• Action item: Some lines of the records below include the word "apache". Report how many, and write nothing besides the number.

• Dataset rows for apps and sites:
***

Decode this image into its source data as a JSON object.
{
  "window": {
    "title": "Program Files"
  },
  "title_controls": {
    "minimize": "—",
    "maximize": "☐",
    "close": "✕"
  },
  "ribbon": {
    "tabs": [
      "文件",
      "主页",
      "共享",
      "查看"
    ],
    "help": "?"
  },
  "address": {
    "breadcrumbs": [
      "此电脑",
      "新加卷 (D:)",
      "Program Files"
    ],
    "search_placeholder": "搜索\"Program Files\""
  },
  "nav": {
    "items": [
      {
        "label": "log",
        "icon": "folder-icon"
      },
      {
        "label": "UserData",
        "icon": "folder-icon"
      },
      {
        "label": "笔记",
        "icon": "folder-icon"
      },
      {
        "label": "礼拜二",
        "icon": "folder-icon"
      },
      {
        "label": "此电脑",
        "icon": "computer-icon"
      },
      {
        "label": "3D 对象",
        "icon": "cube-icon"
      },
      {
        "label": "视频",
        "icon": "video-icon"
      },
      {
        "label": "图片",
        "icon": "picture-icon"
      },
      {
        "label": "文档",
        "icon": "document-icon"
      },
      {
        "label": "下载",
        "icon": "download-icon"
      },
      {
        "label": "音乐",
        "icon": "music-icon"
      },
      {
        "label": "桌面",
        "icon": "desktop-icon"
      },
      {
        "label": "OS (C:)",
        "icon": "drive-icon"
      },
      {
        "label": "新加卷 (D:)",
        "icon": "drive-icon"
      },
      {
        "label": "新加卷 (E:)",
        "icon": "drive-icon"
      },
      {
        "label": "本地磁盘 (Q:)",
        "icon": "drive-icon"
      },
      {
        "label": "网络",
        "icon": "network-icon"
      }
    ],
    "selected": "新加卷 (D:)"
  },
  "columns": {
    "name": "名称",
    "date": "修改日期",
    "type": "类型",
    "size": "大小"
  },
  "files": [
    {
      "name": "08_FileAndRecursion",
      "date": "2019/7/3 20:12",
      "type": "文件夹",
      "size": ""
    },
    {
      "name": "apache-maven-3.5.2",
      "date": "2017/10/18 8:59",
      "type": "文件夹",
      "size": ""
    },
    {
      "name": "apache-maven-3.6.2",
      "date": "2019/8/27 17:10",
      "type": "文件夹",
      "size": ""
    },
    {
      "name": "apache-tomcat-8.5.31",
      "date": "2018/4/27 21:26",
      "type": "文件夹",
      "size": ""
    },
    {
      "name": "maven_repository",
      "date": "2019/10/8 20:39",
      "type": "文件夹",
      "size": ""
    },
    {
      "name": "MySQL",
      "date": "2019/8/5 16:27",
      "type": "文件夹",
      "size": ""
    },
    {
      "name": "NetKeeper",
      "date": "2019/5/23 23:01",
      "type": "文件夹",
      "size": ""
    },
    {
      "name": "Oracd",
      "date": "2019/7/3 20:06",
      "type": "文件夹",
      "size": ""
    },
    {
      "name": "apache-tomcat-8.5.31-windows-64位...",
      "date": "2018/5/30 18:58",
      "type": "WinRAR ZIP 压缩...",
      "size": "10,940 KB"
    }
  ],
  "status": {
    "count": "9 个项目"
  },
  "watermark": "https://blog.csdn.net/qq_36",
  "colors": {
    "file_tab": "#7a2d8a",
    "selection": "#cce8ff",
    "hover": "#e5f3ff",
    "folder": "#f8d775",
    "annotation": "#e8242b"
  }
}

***

• Exercise result: 4